(Collection entries)
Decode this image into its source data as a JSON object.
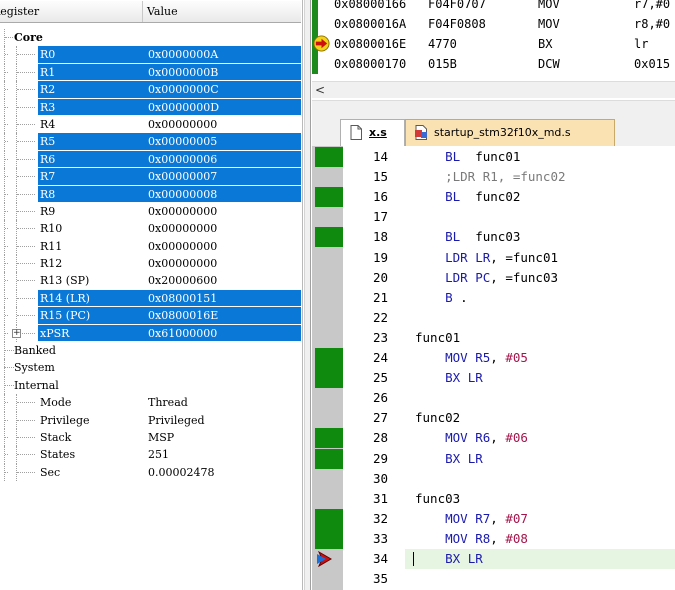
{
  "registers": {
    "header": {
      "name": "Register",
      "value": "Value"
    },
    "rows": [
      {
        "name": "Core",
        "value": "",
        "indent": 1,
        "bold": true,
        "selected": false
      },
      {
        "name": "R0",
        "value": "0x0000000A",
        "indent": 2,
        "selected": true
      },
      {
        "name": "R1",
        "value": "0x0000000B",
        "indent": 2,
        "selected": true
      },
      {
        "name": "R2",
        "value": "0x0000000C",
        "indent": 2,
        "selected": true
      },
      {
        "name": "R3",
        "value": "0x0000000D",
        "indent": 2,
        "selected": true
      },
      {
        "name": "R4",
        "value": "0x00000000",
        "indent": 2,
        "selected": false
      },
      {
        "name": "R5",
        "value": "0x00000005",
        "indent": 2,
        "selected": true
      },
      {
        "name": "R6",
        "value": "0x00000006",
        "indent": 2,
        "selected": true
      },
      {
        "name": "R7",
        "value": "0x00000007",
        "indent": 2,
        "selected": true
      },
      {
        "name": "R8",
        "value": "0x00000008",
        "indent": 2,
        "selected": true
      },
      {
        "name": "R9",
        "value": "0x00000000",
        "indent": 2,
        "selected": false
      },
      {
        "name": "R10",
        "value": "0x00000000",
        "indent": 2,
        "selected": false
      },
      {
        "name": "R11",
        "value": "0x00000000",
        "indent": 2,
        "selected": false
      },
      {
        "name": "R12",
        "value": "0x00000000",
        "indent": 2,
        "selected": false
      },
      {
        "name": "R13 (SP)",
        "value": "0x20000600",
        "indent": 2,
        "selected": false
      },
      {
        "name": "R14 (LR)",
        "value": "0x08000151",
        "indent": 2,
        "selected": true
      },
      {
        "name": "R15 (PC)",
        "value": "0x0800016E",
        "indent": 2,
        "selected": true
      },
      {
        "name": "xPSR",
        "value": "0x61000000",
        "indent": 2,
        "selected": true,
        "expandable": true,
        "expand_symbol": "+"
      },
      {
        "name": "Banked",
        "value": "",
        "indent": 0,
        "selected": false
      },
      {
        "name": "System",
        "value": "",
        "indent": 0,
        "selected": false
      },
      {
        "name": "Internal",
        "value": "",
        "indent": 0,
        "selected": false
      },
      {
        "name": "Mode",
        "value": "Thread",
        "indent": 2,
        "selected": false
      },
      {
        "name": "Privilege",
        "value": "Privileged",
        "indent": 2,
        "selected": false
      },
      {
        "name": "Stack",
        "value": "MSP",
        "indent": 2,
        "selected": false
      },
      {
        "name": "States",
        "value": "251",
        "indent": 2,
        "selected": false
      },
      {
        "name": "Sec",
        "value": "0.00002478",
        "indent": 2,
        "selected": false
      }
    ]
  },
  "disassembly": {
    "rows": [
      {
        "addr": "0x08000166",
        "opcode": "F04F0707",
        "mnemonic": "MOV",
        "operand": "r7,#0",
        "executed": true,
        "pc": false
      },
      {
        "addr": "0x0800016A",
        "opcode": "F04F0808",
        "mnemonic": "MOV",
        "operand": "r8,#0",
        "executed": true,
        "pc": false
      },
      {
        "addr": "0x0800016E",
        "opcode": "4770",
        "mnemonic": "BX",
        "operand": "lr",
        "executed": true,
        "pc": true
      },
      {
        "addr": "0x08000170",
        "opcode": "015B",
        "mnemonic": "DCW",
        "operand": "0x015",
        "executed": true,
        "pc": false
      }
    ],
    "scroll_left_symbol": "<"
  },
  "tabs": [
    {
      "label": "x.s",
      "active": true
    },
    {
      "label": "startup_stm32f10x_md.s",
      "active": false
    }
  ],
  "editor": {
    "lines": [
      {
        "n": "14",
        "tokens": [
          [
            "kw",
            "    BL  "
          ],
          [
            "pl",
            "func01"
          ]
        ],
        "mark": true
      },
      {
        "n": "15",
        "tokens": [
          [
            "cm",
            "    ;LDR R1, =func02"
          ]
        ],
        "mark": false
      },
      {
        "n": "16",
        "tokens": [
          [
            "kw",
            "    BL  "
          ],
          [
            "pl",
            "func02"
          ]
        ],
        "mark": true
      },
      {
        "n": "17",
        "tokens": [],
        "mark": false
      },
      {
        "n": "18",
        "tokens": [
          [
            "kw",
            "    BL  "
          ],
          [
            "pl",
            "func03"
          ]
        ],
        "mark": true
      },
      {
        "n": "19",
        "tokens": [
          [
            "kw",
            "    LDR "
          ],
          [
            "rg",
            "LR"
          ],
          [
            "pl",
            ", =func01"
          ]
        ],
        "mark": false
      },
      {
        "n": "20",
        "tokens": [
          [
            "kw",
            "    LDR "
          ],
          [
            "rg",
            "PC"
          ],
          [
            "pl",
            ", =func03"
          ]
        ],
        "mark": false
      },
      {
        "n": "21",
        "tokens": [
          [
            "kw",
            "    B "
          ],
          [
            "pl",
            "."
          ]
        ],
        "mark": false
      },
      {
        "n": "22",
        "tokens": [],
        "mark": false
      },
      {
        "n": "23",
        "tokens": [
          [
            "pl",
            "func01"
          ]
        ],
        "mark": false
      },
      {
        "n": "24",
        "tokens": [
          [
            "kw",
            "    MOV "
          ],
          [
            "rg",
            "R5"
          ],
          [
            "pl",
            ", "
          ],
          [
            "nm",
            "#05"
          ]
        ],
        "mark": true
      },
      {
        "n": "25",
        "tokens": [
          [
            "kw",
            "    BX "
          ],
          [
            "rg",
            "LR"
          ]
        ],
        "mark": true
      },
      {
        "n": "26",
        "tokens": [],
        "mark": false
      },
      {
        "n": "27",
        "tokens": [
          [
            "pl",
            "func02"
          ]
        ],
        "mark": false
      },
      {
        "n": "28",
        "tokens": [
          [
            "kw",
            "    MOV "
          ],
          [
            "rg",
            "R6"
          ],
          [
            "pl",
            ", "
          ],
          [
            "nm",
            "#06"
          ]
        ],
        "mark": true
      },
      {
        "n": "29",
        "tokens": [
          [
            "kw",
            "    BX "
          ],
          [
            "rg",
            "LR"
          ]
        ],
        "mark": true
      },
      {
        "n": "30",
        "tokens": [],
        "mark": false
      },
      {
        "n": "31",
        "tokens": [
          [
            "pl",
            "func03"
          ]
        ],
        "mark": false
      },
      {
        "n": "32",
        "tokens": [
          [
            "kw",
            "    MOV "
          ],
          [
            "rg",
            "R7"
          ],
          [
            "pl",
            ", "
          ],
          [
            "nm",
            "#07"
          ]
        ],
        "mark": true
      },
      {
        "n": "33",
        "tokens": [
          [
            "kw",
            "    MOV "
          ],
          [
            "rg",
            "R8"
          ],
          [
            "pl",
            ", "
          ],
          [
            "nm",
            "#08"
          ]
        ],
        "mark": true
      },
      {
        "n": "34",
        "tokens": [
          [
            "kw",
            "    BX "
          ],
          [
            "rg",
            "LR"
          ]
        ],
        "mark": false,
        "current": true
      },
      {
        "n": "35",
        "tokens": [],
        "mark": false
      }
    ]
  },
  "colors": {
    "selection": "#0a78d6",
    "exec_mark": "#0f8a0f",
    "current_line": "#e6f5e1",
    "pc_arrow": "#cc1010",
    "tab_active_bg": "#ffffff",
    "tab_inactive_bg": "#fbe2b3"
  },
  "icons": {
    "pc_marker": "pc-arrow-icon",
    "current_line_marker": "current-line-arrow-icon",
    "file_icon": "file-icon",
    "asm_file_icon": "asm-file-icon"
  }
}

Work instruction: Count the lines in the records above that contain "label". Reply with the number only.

Response to the task: 2